Redeeming features: Of all the Outlander villains (Stephen Bonnet, Geilie Duncan, Laoghaire MacKenzie and others) Black Jack Randall is probably the least sympathetic character. He does love his brother, but that’s all.

What do you think about this week’s Fiend? Who is your favourite Outlander villain?

Fiendish Fridays #4: Waleran Bigod

Fiendish Fridays is hosted here at She Reads Novels, profiling some of our favourite literary villains. You can see a complete list of previous Fiends and suggest one of your own here.

This week’s Fiend comes from one of my favourite historical fiction novels, The Pillars of the Earth!

#4 – Friday 19 February 2010: Waleran Bigod

Name: Waleran Bigod

Appears in: The Pillars of the Earth by Ken Follett.

Who is he? A 12th century English bishop.

What is he like? Tall and thin with long arms and legs, ‘lank jet-black hair and a pale face with a sharp nose’. He is compared to both a spider and a bird of prey.

What makes him a Friday Fiend? He is constantly scheming and thinking of ways to thwart Prior Philip and Tom Builder in their mission to build a cathedral in Kingsbridge. Unlike his violent accomplice, William Hamleigh (definitely a future Friday Fiend!), Waleran uses his brains and his influence in the church to get what he wants, which makes him a very dangerous enemy.

Redeeming features: As one of the Kingsbridge monks points out, Waleran seems genuinely devout, but is driven by ambition and a belief that the end justifies the means. This leads him to think it’s acceptable to do whatever he wants in the service of God.

Have you read The Pillars of the Earth? What are your opinions on today’s Friday Fiend?

Fiendish Fridays #3: Biju Ram

Fiendish Fridays is hosted here at She Reads Novels, profiling some of our favourite literary villains. You can see a complete list of previous Fiends and suggest one of your own here.

This week’s Fiend comes from one of my current reads – The Far Pavilions.

#3 – Friday 5 February 2010: Biju Ram

Name: Biju Ram (also known as Bichchhu-ji – the scorpion)

Appears in: The Far Pavilions by M.M. Kaye

Who is he? Although he is officially an attendant of Lalji, the young heir to the throne of Gulkote, it is believed that Biju Ram is working for Lalji’s stepmother, the scheming Janoo-Rani.

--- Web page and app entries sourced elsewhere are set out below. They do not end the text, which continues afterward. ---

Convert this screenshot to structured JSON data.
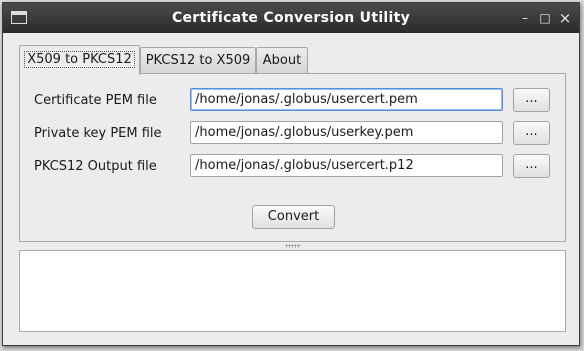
{
  "window": {
    "title": "Certificate Conversion Utility",
    "icon": "window-app-icon",
    "controls": {
      "minimize": "–",
      "maximize": "□",
      "close": "×"
    }
  },
  "tabs": [
    {
      "label": "X509 to PKCS12",
      "active": true
    },
    {
      "label": "PKCS12 to X509",
      "active": false
    },
    {
      "label": "About",
      "active": false
    }
  ],
  "form": {
    "rows": [
      {
        "label": "Certificate PEM file",
        "value": "/home/jonas/.globus/usercert.pem",
        "browse": "..."
      },
      {
        "label": "Private key PEM file",
        "value": "/home/jonas/.globus/userkey.pem",
        "browse": "..."
      },
      {
        "label": "PKCS12 Output file",
        "value": "/home/jonas/.globus/usercert.p12",
        "browse": "..."
      }
    ],
    "convert_label": "Convert"
  },
  "output": {
    "text": ""
  },
  "colors": {
    "titlebar": "#2b2b2b",
    "focus": "#5b8dd4",
    "background": "#ececec"
  }
}
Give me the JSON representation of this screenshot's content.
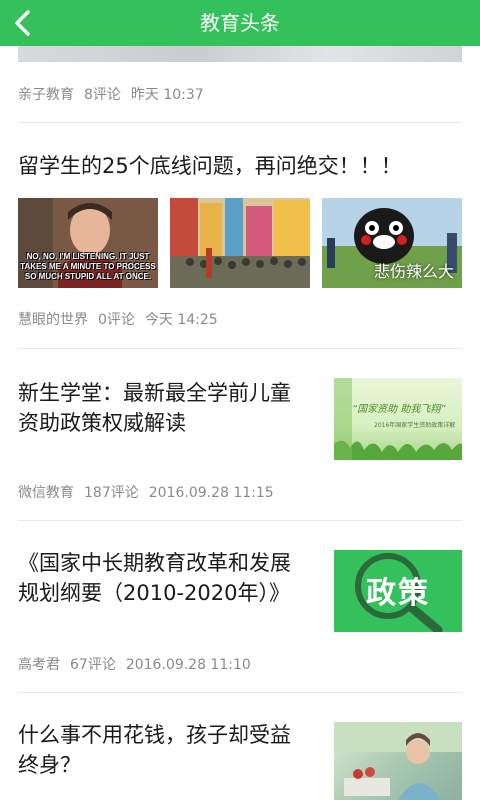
{
  "header": {
    "title": "教育头条",
    "back_icon": "chevron-left-icon"
  },
  "colors": {
    "accent": "#34c15b",
    "meta": "#8a8a8a",
    "text": "#1a1a1a"
  },
  "articles": [
    {
      "source": "亲子教育",
      "comments": "8评论",
      "time": "昨天 10:37"
    },
    {
      "title": "留学生的25个底线问题，再问绝交！！！",
      "source": "慧眼的世界",
      "comments": "0评论",
      "time": "今天 14:25",
      "meme_text": "NO, NO, I'M LISTENING. IT JUST TAKES ME A MINUTE TO PROCESS SO MUCH STUPID ALL AT ONCE.",
      "image_caption": "悲伤辣么大"
    },
    {
      "title": "新生学堂：最新最全学前儿童资助政策权威解读",
      "source": "微信教育",
      "comments": "187评论",
      "time": "2016.09.28 11:15",
      "thumb_text": "“国家资助 助我飞翔”",
      "thumb_sub": "2016年国家学生资助政策详解"
    },
    {
      "title": "《国家中长期教育改革和发展规划纲要（2010-2020年）》",
      "source": "高考君",
      "comments": "67评论",
      "time": "2016.09.28 11:10",
      "thumb_text": "政策"
    },
    {
      "title": "什么事不用花钱，孩子却受益终身？"
    }
  ]
}
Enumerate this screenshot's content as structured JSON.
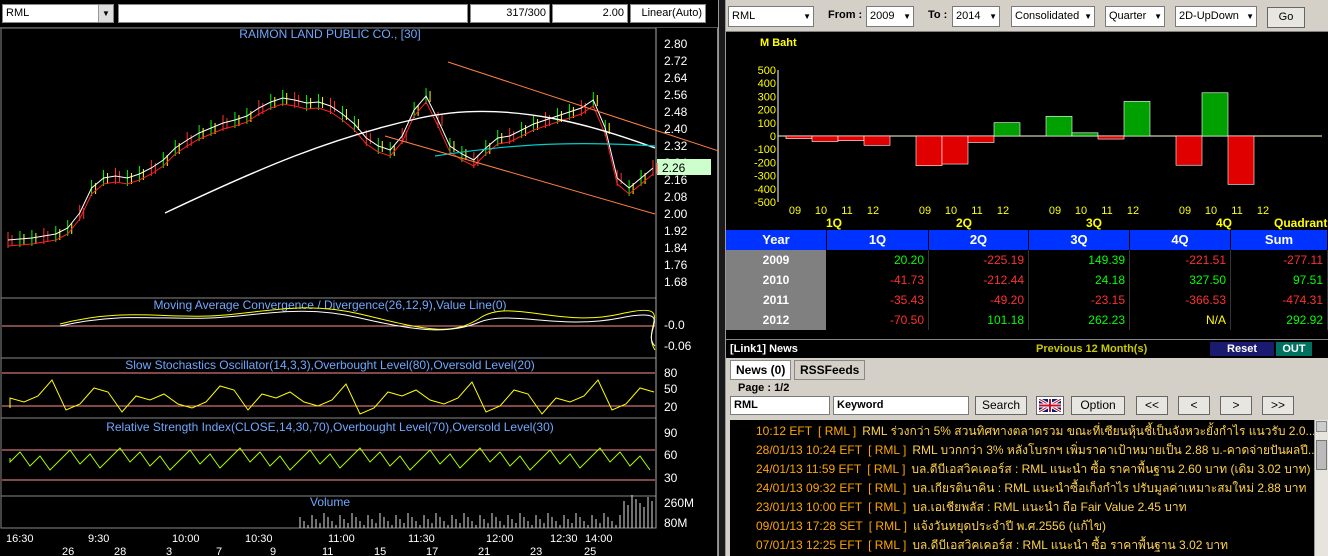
{
  "chart": {
    "symbol": "RML",
    "title": "RAIMON LAND PUBLIC CO., [30]",
    "bar_count": "317/300",
    "step": "2.00",
    "scale": "Linear(Auto)",
    "price_labels": [
      "2.80",
      "2.72",
      "2.64",
      "2.56",
      "2.48",
      "2.40",
      "2.32",
      "2.24",
      "2.16",
      "2.08",
      "2.00",
      "1.92",
      "1.84",
      "1.76",
      "1.68"
    ],
    "last_price": "2.26",
    "macd_label": "Moving Average Convergence / Divergence(26,12,9),Value Line(0)",
    "macd_ticks": [
      "-0.0",
      "-0.06"
    ],
    "stoch_label": "Slow Stochastics Oscillator(14,3,3),Overbought Level(80),Oversold Level(20)",
    "stoch_ticks": [
      "80",
      "50",
      "20"
    ],
    "rsi_label": "Relative Strength Index(CLOSE,14,30,70),Overbought Level(70),Oversold Level(30)",
    "rsi_ticks": [
      "90",
      "60",
      "30"
    ],
    "volume_label": "Volume",
    "volume_ticks": [
      "260M",
      "80M"
    ],
    "time_labels": [
      "16:30",
      "9:30",
      "10:00",
      "10:30",
      "11:00",
      "11:30",
      "12:00",
      "12:30",
      "14:00"
    ],
    "date_labels": [
      "26",
      "28",
      "3",
      "7",
      "9",
      "11",
      "15",
      "17",
      "21",
      "23",
      "25"
    ]
  },
  "filters": {
    "symbol": "RML",
    "from_label": "From :",
    "from_value": "2009",
    "to_label": "To :",
    "to_value": "2014",
    "statement": "Consolidated",
    "period": "Quarter",
    "view": "2D-UpDown",
    "go_label": "Go"
  },
  "chart_data": {
    "type": "bar",
    "ylabel": "M Baht",
    "ylim": [
      -500,
      500
    ],
    "yticks": [
      "500",
      "400",
      "300",
      "200",
      "100",
      "0",
      "-100",
      "-200",
      "-300",
      "-400",
      "-500"
    ],
    "quarter_labels": [
      "1Q",
      "2Q",
      "3Q",
      "4Q"
    ],
    "year_tick_labels": [
      "09",
      "10",
      "11",
      "12"
    ],
    "axis_caption": "Quadrant",
    "series": [
      {
        "quarter": "1Q",
        "values": [
          -20.2,
          -41.73,
          -35.43,
          -70.5
        ]
      },
      {
        "quarter": "2Q",
        "values": [
          -225.19,
          -212.44,
          -49.2,
          101.18
        ]
      },
      {
        "quarter": "3Q",
        "values": [
          149.39,
          24.18,
          -23.15,
          262.23
        ]
      },
      {
        "quarter": "4Q",
        "values": [
          -221.51,
          327.5,
          -366.53,
          null
        ]
      }
    ],
    "positive_color": "#00a000",
    "negative_color": "#e00000"
  },
  "table": {
    "headers": [
      "Year",
      "1Q",
      "2Q",
      "3Q",
      "4Q",
      "Sum"
    ],
    "rows": [
      {
        "year": "2009",
        "cells": [
          "20.20",
          "-225.19",
          "149.39",
          "-221.51",
          "-277.11"
        ],
        "colors": [
          "#00ff00",
          "#ff3030",
          "#00ff00",
          "#ff3030",
          "#ff3030"
        ]
      },
      {
        "year": "2010",
        "cells": [
          "-41.73",
          "-212.44",
          "24.18",
          "327.50",
          "97.51"
        ],
        "colors": [
          "#ff3030",
          "#ff3030",
          "#00ff00",
          "#00ff00",
          "#00ff00"
        ]
      },
      {
        "year": "2011",
        "cells": [
          "-35.43",
          "-49.20",
          "-23.15",
          "-366.53",
          "-474.31"
        ],
        "colors": [
          "#ff3030",
          "#ff3030",
          "#ff3030",
          "#ff3030",
          "#ff3030"
        ]
      },
      {
        "year": "2012",
        "cells": [
          "-70.50",
          "101.18",
          "262.23",
          "N/A",
          "292.92"
        ],
        "colors": [
          "#ff3030",
          "#00ff00",
          "#00ff00",
          "#ffff00",
          "#00ff00"
        ]
      }
    ]
  },
  "news": {
    "title": "[Link1] News",
    "period_note": "Previous 12 Month(s)",
    "reset_label": "Reset",
    "out_label": "OUT",
    "tab_news": "News (0)",
    "tab_rss": "RSSFeeds",
    "page_label": "Page : 1/2",
    "symbol_value": "RML",
    "keyword_value": "Keyword",
    "search_label": "Search",
    "option_label": "Option",
    "nav_first": "<<",
    "nav_prev": "<",
    "nav_next": ">",
    "nav_last": ">>",
    "items": [
      {
        "time": "10:12  EFT",
        "sym": "[ RML ]",
        "title": "RML ร่วงกว่า 5% สวนทิศทางตลาดรวม ขณะที่เซียนหุ้นชี้เป็นจังหวะยั้งกำไร แนวรับ 2.0..."
      },
      {
        "time": "28/01/13 10:24  EFT",
        "sym": "[ RML ]",
        "title": "RML บวกกว่า 3% หลังโบรกฯ เพิ่มราคาเป้าหมายเป็น 2.88 บ.-คาดจ่ายปันผลปี..."
      },
      {
        "time": "24/01/13 11:59  EFT",
        "sym": "[ RML ]",
        "title": "บล.ดีบีเอสวิคเคอร์ส : RML แนะนำ ซื้อ ราคาพื้นฐาน 2.60 บาท (เดิม 3.02 บาท)"
      },
      {
        "time": "24/01/13 09:32  EFT",
        "sym": "[ RML ]",
        "title": "บล.เกียรตินาคิน : RML แนะนำซื้อเก็งกำไร ปรับมูลค่าเหมาะสมใหม่ 2.88 บาท"
      },
      {
        "time": "23/01/13 10:00  EFT",
        "sym": "[ RML ]",
        "title": "บล.เอเชียพลัส : RML แนะนำ ถือ Fair Value 2.45 บาท"
      },
      {
        "time": "09/01/13 17:28  SET",
        "sym": "[ RML ]",
        "title": "แจ้งวันหยุดประจำปี พ.ศ.2556 (แก้ไข)"
      },
      {
        "time": "07/01/13 12:25  EFT",
        "sym": "[ RML ]",
        "title": "บล.ดีบีเอสวิคเคอร์ส : RML แนะนำ ซื้อ ราคาพื้นฐาน 3.02 บาท"
      }
    ]
  }
}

What is he like? He wears a single diamond earring in one ear and has a distinctive giggling laugh.

What makes him a Friday Fiend? He has been an enemy of our hero, Ashton, for many years. As a child Ash was the target of his practical jokes and cruel comments. Biju Ram is also involved in two assassination plots (I won’t tell you if they were successful or not) and probably responsible for at least one murder.

Redeeming features: None. We see Biju Ram only from Ash’s point of view and Ash sees only the bad side of his character.

Fiendish Fridays #2: Thenardier

Fiendish Fridays is hosted here at She Reads Novels, profiling some of our favourite literary villains. You can see a complete list of previous Fiends and suggest one of your own here.

#2 – Friday 29 January 2010: Thenardier

Name: Thenardier
Appears in: Les Miserables by Victor Hugo
Who is he? Thenardier is a greedy and corrupt innkeeper.
What is he like? He is introduced to us as a “small, skinny, sallow-faced man, bony, angular and puny”, who is “thoroughly crooked, a sanctimonious knave”.
What makes him a Friday Fiend? When we first meet Thenardier near the beginning of the book he is extorting large amounts of money from the poverty-stricken Fantine on the pretext of needing it to feed and clothe her daughter Cosette. We also see him stealing from corpses after the battle of Waterloo – he subsequently claims to have been a sergeant in Napoleon’s army, hence the name of his inn, The Sergeant of Waterloo. Later in the book he causes further trouble for our hero, Jean Valjean.

Many people consider Inspector Javert to be the villain of Les Miserables but I disagree. Yes, Javert also makes life very difficult for Valjean, but he behaves the way he does because of his belief in upholding the law no matter what. I don’t see Javert as an evil character, unlike Thenardier who cares about nothing but himself and his latest money-making schemes.

Redeeming features: I can’t think of any – can you? His wife Madame Thenardier is equally unpleasant but at least appears to love her daughters, whereas Thenardier doesn’t seem to care about anybody.